San Francisco is one of America's wealthiest regions and home to the some of the world's most successful technology companies, like Google and Twitter. But not everyone has benefited from the strong local economy.
"While it may seem incongruous to you, it may be sort of helping to accelerate the problem of the lack of affordable housing," said Brian Sullivan, Supervisory Public Affairs Specialist at the U.S. Department of Housing and Urban Development.
As the tech industry grew, housing prices skyrocketed. In the first half of this year, the average house price rose by $205,000—the largest six-month increase in history. It's not much easier for renters out there, either.
San Francisco isn't the only tech hub in America, though. Over the past few years, several imitators have popped up around the country, like Silicon Prairie in the Midwest and Silicon Hills in the South. If those areas see an influx of high-paying tech jobs at the same rate San Francisco has, they might have to prepare to deal with the same affordable housing problem.
"City and county and state planners have really gotta give serious attention to whether or not a housing market can absorb these new industries without, at the same time, creating all this rent burden on those people that have maybe grown up there," Sullivan said.
In Atlanta, GA—known as Silicon Peach—rent prices grew 4 percent year-over-year. During the same period, home prices jumped 8 percent. While it's too early to tell how, if at all, the booming tech scene has influenced that, it's clear that there's less affordable housing available—even as the regional economy flourishes.

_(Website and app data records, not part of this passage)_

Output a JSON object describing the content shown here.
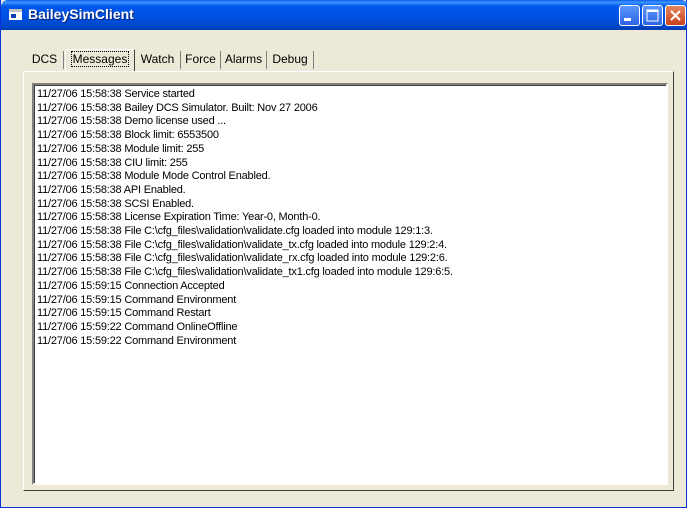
{
  "window": {
    "title": "BaileySimClient"
  },
  "tabs": [
    {
      "label": "DCS"
    },
    {
      "label": "Messages"
    },
    {
      "label": "Watch"
    },
    {
      "label": "Force"
    },
    {
      "label": "Alarms"
    },
    {
      "label": "Debug"
    }
  ],
  "messages": [
    "11/27/06 15:58:38 Service started",
    "11/27/06 15:58:38 Bailey DCS Simulator. Built: Nov 27 2006",
    "11/27/06 15:58:38 Demo license used ...",
    "11/27/06 15:58:38 Block limit: 6553500",
    "11/27/06 15:58:38 Module limit: 255",
    "11/27/06 15:58:38 CIU limit: 255",
    "11/27/06 15:58:38 Module Mode Control Enabled.",
    "11/27/06 15:58:38 API Enabled.",
    "11/27/06 15:58:38 SCSI Enabled.",
    "11/27/06 15:58:38 License Expiration Time: Year-0, Month-0.",
    "11/27/06 15:58:38 File C:\\cfg_files\\validation\\validate.cfg loaded into module 129:1:3.",
    "11/27/06 15:58:38 File C:\\cfg_files\\validation\\validate_tx.cfg loaded into module 129:2:4.",
    "11/27/06 15:58:38 File C:\\cfg_files\\validation\\validate_rx.cfg loaded into module 129:2:6.",
    "11/27/06 15:58:38 File C:\\cfg_files\\validation\\validate_tx1.cfg loaded into module 129:6:5.",
    "11/27/06 15:59:15 Connection Accepted",
    "11/27/06 15:59:15 Command Environment",
    "11/27/06 15:59:15 Command Restart",
    "11/27/06 15:59:22 Command OnlineOffline",
    "11/27/06 15:59:22 Command Environment"
  ]
}
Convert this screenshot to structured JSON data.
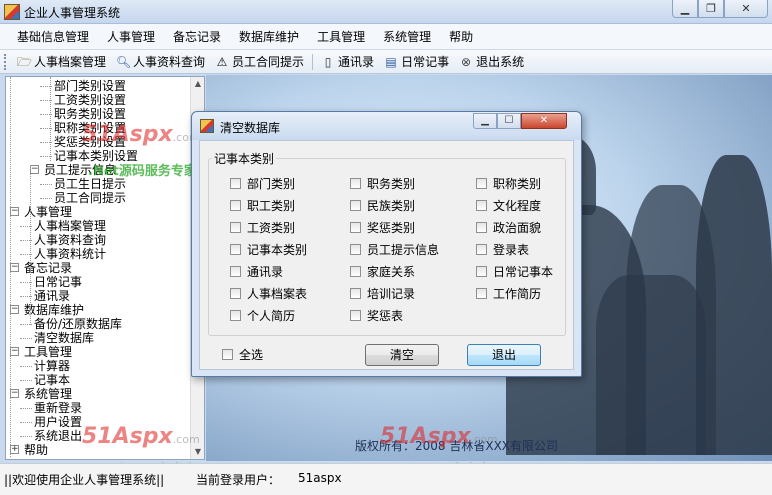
{
  "window": {
    "title": "企业人事管理系统"
  },
  "menubar": {
    "items": [
      "基础信息管理",
      "人事管理",
      "备忘记录",
      "数据库维护",
      "工具管理",
      "系统管理",
      "帮助"
    ]
  },
  "toolbar": {
    "items": [
      {
        "label": "人事档案管理",
        "icon": "folder-open-icon"
      },
      {
        "label": "人事资料查询",
        "icon": "magnifier-icon"
      },
      {
        "label": "员工合同提示",
        "icon": "warning-icon"
      },
      {
        "label": "通讯录",
        "icon": "phone-icon"
      },
      {
        "label": "日常记事",
        "icon": "notebook-icon"
      },
      {
        "label": "退出系统",
        "icon": "exit-icon"
      }
    ]
  },
  "tree": {
    "rows": [
      {
        "label": "部门类别设置",
        "indent": 3
      },
      {
        "label": "工资类别设置",
        "indent": 3
      },
      {
        "label": "职务类别设置",
        "indent": 3
      },
      {
        "label": "职称类别设置",
        "indent": 3
      },
      {
        "label": "奖惩类别设置",
        "indent": 3
      },
      {
        "label": "记事本类别设置",
        "indent": 3
      },
      {
        "label": "员工提示信息",
        "indent": 2,
        "expander": "−"
      },
      {
        "label": "员工生日提示",
        "indent": 3
      },
      {
        "label": "员工合同提示",
        "indent": 3
      },
      {
        "label": "人事管理",
        "indent": 1,
        "expander": "−"
      },
      {
        "label": "人事档案管理",
        "indent": 2
      },
      {
        "label": "人事资料查询",
        "indent": 2
      },
      {
        "label": "人事资料统计",
        "indent": 2
      },
      {
        "label": "备忘记录",
        "indent": 1,
        "expander": "−"
      },
      {
        "label": "日常记事",
        "indent": 2
      },
      {
        "label": "通讯录",
        "indent": 2
      },
      {
        "label": "数据库维护",
        "indent": 1,
        "expander": "−"
      },
      {
        "label": "备份/还原数据库",
        "indent": 2
      },
      {
        "label": "清空数据库",
        "indent": 2
      },
      {
        "label": "工具管理",
        "indent": 1,
        "expander": "−"
      },
      {
        "label": "计算器",
        "indent": 2
      },
      {
        "label": "记事本",
        "indent": 2
      },
      {
        "label": "系统管理",
        "indent": 1,
        "expander": "−"
      },
      {
        "label": "重新登录",
        "indent": 2
      },
      {
        "label": "用户设置",
        "indent": 2
      },
      {
        "label": "系统退出",
        "indent": 2
      },
      {
        "label": "帮助",
        "indent": 1,
        "expander": "+"
      }
    ]
  },
  "dialog": {
    "title": "清空数据库",
    "group_label": "记事本类别",
    "checkboxes": [
      [
        "部门类别",
        "职务类别",
        "职称类别"
      ],
      [
        "职工类别",
        "民族类别",
        "文化程度"
      ],
      [
        "工资类别",
        "奖惩类别",
        "政治面貌"
      ],
      [
        "记事本类别",
        "员工提示信息",
        "登录表"
      ],
      [
        "通讯录",
        "家庭关系",
        "日常记事本"
      ],
      [
        "人事档案表",
        "培训记录",
        "工作简历"
      ],
      [
        "个人简历",
        "奖惩表",
        ""
      ]
    ],
    "select_all_label": "全选",
    "clear_label": "清空",
    "exit_label": "退出"
  },
  "copyright": "版权所有：2008 吉林省XXX有限公司",
  "statusbar": {
    "welcome": "||欢迎使用企业人事管理系统||",
    "user_label": "当前登录用户：",
    "user_name": "51aspx"
  },
  "watermark": {
    "brand": "51Aspx",
    "domain": ".com",
    "slogan": ".Net源码服务专家"
  },
  "colors": {
    "dialog_bg": "#d9e5f4",
    "accent_button": "#a7d9f5",
    "watermark_red": "#e02020",
    "watermark_green": "#18a018"
  }
}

While the U.S. has made progress by decreasing the number of homeless veterans and those experiencing chronic homelessness, the lack of affordable housing has become a new headwind to battle.